With major brands and celebrities diving into Web3 and blockchain, StockX steps into the ring with NFT Vault.
2021 was a major turning point for the world and culture as a whole with companies like Nike and Adidas gearing up for what the future of Web3 holds. Now, the legitimate Marketplace of Things, StockX, is getting in on the action. As the company has grown into a multi-billion dollar business on the brink of an IPO, the platform which started with just sneakers has evolved to include everything from streetwear, trading cards, and electronics. And now, NFTs.
The new service - unveiled on Tuesday January 18th under the name Vault NFTs - ties non-fungible tokens (NFTs) to physical sneakers stored in StockX’s facilities, allowing users to buy, sell, and trade on-platform using underlying blockchain technology. The project launched with eight initial sneakers, ranging from the iconic Ben and Jerry’s SB Dunk Low and highly sought after A Ma Maniere Air Jordan 3 to the original adidas Bad Bunny Forum Low.
However, while the idea sounds great in practice, there remains a great deal of questions surrounding execution. After taking a deep dive into the information and FAQs provided by StockX, it raised more questions than answers. Here’s what we came away with...
To start, where are the physical sneakers tied to the NFTs coming from and how is StockX sourcing those pairs? To that point, it’s important to note that “the purpose of the NFT is solely to track the ownership of and transactions in connection with the associated product.” Furthermore, perhaps the most practical and obvious use case of blockchain is authentication, yet, NFTs issued by StockX “do[es] not independently authenticate the associated product.”
There also appears to be a surprisingly low level of transparency within the new project. If “StockX maintains custodial authority of all NFTs traded on the platform,” how does ownership work? Does StockX serve as the owner or the intermediary if they’re the ones holding ownership? This also begs the question of why users “will not see the transaction history in the blockchain ledger,” but will solely be available for reference on StockX’s product page(s). If this was intended to align with decentralized principals, it doesn’t appear to be doing so based on the information we know so far. Not to mention, which blockchain is actually being used here?
Another interesting piece we discovered was that “the redemption process is not currently available” and once it does eventually launch, users “can expect to receive the item in 45 days or less.” To that end, fees for withdrawing a physical sneaker from StockX’s NFT Vault include a $35 fee plus $14 shipping and any applicable sales tax.
As far as other limitations are concerned, use of StockX’s NFT Vault is exclusively available on desktop at this time - not via the StockX app.

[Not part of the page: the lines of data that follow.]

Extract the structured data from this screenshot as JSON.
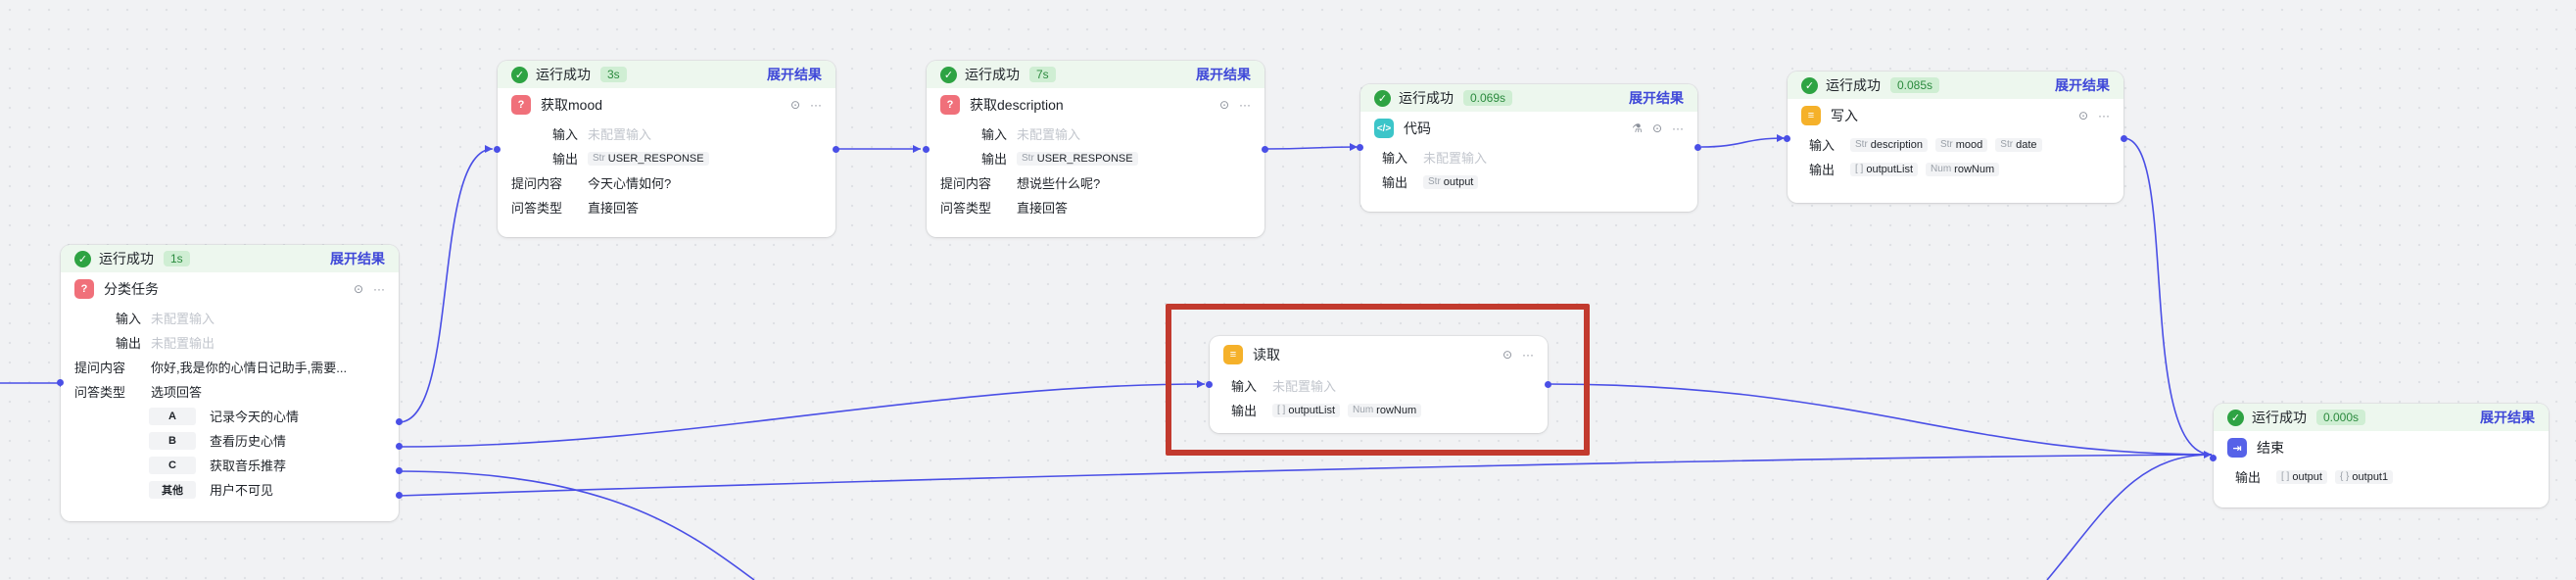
{
  "nodes": {
    "classify": {
      "status": "运行成功",
      "duration": "1s",
      "expand": "展开结果",
      "title": "分类任务",
      "input_label": "输入",
      "input_value": "未配置输入",
      "output_label": "输出",
      "output_value": "未配置输出",
      "prompt_label": "提问内容",
      "prompt_value": "你好,我是你的心情日记助手,需要...",
      "type_label": "问答类型",
      "type_value": "选项回答",
      "options": [
        {
          "key": "A",
          "text": "记录今天的心情"
        },
        {
          "key": "B",
          "text": "查看历史心情"
        },
        {
          "key": "C",
          "text": "获取音乐推荐"
        },
        {
          "key": "其他",
          "text": "用户不可见"
        }
      ]
    },
    "mood": {
      "status": "运行成功",
      "duration": "3s",
      "expand": "展开结果",
      "title": "获取mood",
      "input_label": "输入",
      "input_value": "未配置输入",
      "output_label": "输出",
      "output_type": "Str",
      "output_value": "USER_RESPONSE",
      "prompt_label": "提问内容",
      "prompt_value": "今天心情如何?",
      "type_label": "问答类型",
      "type_value": "直接回答"
    },
    "description": {
      "status": "运行成功",
      "duration": "7s",
      "expand": "展开结果",
      "title": "获取description",
      "input_label": "输入",
      "input_value": "未配置输入",
      "output_label": "输出",
      "output_type": "Str",
      "output_value": "USER_RESPONSE",
      "prompt_label": "提问内容",
      "prompt_value": "想说些什么呢?",
      "type_label": "问答类型",
      "type_value": "直接回答"
    },
    "code": {
      "status": "运行成功",
      "duration": "0.069s",
      "expand": "展开结果",
      "title": "代码",
      "input_label": "输入",
      "input_value": "未配置输入",
      "output_label": "输出",
      "output_type": "Str",
      "output_value": "output"
    },
    "write": {
      "status": "运行成功",
      "duration": "0.085s",
      "expand": "展开结果",
      "title": "写入",
      "input_label": "输入",
      "inputs": [
        {
          "type": "Str",
          "name": "description"
        },
        {
          "type": "Str",
          "name": "mood"
        },
        {
          "type": "Str",
          "name": "date"
        }
      ],
      "output_label": "输出",
      "outputs": [
        {
          "type": "[ ]",
          "name": "outputList"
        },
        {
          "type": "Num",
          "name": "rowNum"
        }
      ]
    },
    "read": {
      "title": "读取",
      "input_label": "输入",
      "input_value": "未配置输入",
      "output_label": "输出",
      "outputs": [
        {
          "type": "[ ]",
          "name": "outputList"
        },
        {
          "type": "Num",
          "name": "rowNum"
        }
      ]
    },
    "end": {
      "status": "运行成功",
      "duration": "0.000s",
      "expand": "展开结果",
      "title": "结束",
      "output_label": "输出",
      "outputs": [
        {
          "type": "[ ]",
          "name": "output"
        },
        {
          "type": "{ }",
          "name": "output1"
        }
      ]
    }
  },
  "icons": {
    "check": "check-circle-icon",
    "question": "question-node-icon",
    "code": "code-node-icon",
    "database": "database-node-icon",
    "end": "end-node-icon",
    "debug": "debug-target-icon",
    "more": "more-icon",
    "test": "test-run-icon"
  },
  "colors": {
    "accent": "#3f48d8",
    "success": "#2ea343",
    "highlight": "#c23a2e",
    "edge": "#4a4fe6"
  }
}
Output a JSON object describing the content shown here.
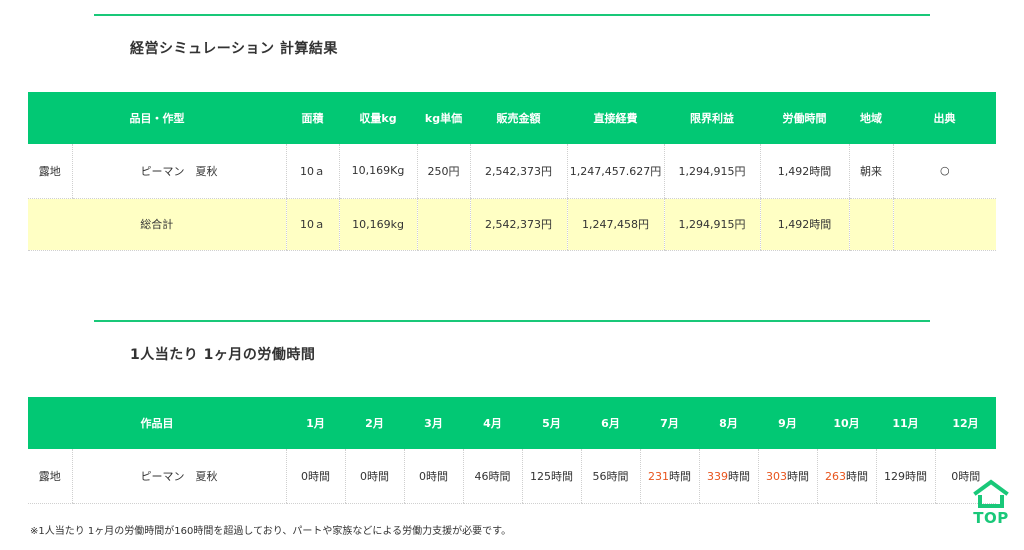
{
  "section1": {
    "title": "経営シミュレーション 計算結果",
    "headers": [
      "品目・作型",
      "面積",
      "収量kg",
      "kg単価",
      "販売金額",
      "直接経費",
      "限界利益",
      "労働時間",
      "地域",
      "出典"
    ],
    "rows": [
      {
        "type": "露地",
        "item": "ピーマン　夏秋",
        "area": "10ａ",
        "yield": "10,169Kg",
        "unit_price": "250円",
        "sales": "2,542,373円",
        "direct_cost": "1,247,457.627円",
        "marginal_profit": "1,294,915円",
        "labor": "1,492時間",
        "region": "朝来",
        "source": "○"
      }
    ],
    "total": {
      "label": "総合計",
      "area": "10ａ",
      "yield": "10,169kg",
      "unit_price": "",
      "sales": "2,542,373円",
      "direct_cost": "1,247,458円",
      "marginal_profit": "1,294,915円",
      "labor": "1,492時間",
      "region": "",
      "source": ""
    }
  },
  "section2": {
    "title": "1人当たり 1ヶ月の労働時間",
    "headers": [
      "作品目",
      "1月",
      "2月",
      "3月",
      "4月",
      "5月",
      "6月",
      "7月",
      "8月",
      "9月",
      "10月",
      "11月",
      "12月"
    ],
    "row": {
      "type": "露地",
      "item": "ピーマン　夏秋",
      "months": [
        {
          "num": "0",
          "unit": "時間",
          "over": false
        },
        {
          "num": "0",
          "unit": "時間",
          "over": false
        },
        {
          "num": "0",
          "unit": "時間",
          "over": false
        },
        {
          "num": "46",
          "unit": "時間",
          "over": false
        },
        {
          "num": "125",
          "unit": "時間",
          "over": false
        },
        {
          "num": "56",
          "unit": "時間",
          "over": false
        },
        {
          "num": "231",
          "unit": "時間",
          "over": true
        },
        {
          "num": "339",
          "unit": "時間",
          "over": true
        },
        {
          "num": "303",
          "unit": "時間",
          "over": true
        },
        {
          "num": "263",
          "unit": "時間",
          "over": true
        },
        {
          "num": "129",
          "unit": "時間",
          "over": false
        },
        {
          "num": "0",
          "unit": "時間",
          "over": false
        }
      ]
    }
  },
  "note": "※1人当たり 1ヶ月の労働時間が160時間を超過しており、パートや家族などによる労働力支援が必要です。",
  "top_button": {
    "label": "TOP",
    "icon": "house-chevron-icon"
  },
  "colors": {
    "accent": "#02c874",
    "total_row": "#ffffc4",
    "over_limit": "#e8541c"
  }
}
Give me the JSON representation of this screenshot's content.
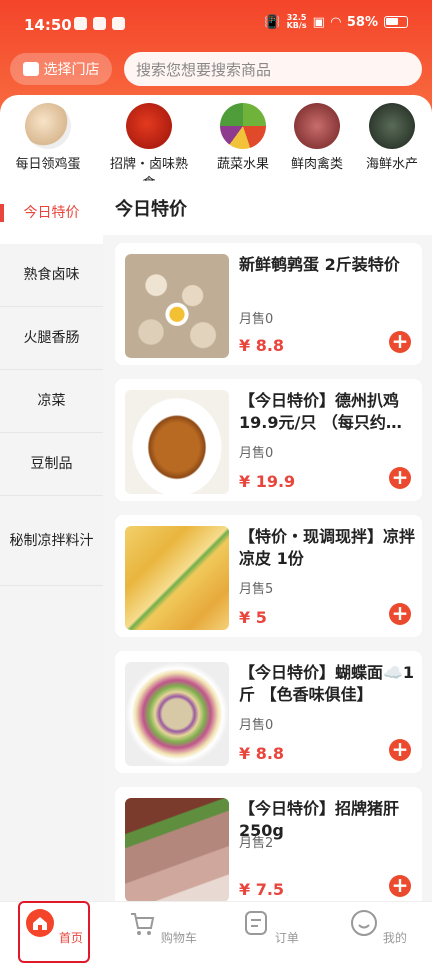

It’s also interesting that payment on the platform will continue to take place in USD - StockX has not yet implemented any crypto wallet integrations or payment methods. Additionally, as it currently stands, “transferring NFTs from StockX to another wallet is not available,” however StockX describes this as a “top priority feature” they intend to implement in the coming months.
According to StockX's Terms and Conditions, "In some cases, per the applicable Additional NFT Terms, StockX may automatically redeem your NFT for an Experiential Component, at its sole discretion, in which case StockX may remove the NFT from your portfolio and you will cease to own the NFT."
While the future remains to be seen with what this project holds, it’s a great signal for the road to mass adoption of NFTs, blockchain, and Web3 as a whole. For more sneaker news, follow us on Twitter and download our mobile app.